##### The records

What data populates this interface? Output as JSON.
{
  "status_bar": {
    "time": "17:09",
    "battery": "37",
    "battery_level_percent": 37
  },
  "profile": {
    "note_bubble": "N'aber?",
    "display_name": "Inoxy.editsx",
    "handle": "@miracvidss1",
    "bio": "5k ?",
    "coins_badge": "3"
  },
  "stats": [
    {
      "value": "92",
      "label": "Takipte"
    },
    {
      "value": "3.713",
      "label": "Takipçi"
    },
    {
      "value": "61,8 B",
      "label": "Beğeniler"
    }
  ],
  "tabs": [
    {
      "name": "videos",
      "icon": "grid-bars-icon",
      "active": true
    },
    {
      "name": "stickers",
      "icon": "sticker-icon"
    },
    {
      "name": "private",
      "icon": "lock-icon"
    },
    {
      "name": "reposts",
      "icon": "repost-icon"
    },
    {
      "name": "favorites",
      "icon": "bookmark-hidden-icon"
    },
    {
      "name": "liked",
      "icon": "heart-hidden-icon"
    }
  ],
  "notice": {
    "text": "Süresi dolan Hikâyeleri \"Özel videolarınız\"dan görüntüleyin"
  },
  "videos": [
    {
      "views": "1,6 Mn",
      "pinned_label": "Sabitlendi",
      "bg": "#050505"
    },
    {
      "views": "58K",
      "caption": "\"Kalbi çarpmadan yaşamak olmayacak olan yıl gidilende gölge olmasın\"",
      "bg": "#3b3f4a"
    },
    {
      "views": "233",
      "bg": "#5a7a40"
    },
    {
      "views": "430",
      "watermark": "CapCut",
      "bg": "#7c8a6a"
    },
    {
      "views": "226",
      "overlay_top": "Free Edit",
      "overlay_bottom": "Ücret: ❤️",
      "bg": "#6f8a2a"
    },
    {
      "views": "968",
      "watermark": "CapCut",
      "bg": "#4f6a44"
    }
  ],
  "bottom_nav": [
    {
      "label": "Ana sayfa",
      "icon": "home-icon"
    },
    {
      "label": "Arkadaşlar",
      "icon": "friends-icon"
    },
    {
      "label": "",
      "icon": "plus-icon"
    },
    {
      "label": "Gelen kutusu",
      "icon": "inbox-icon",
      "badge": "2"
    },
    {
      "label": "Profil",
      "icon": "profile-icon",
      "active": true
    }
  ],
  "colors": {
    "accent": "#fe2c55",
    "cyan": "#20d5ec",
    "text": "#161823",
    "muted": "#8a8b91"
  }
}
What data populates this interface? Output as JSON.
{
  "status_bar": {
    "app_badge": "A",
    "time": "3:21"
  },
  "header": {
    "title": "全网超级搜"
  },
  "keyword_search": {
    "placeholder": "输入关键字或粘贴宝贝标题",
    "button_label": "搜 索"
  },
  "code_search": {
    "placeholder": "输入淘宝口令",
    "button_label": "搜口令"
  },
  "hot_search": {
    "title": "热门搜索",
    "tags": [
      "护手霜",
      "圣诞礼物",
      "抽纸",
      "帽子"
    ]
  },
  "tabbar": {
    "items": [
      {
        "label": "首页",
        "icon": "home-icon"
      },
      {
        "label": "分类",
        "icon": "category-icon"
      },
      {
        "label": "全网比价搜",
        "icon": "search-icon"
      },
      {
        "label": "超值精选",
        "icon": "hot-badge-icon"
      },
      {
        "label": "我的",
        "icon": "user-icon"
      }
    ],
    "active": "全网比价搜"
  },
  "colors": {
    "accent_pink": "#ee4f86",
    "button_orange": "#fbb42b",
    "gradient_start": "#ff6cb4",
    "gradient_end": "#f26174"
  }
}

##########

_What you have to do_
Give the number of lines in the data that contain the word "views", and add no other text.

_Task result_
6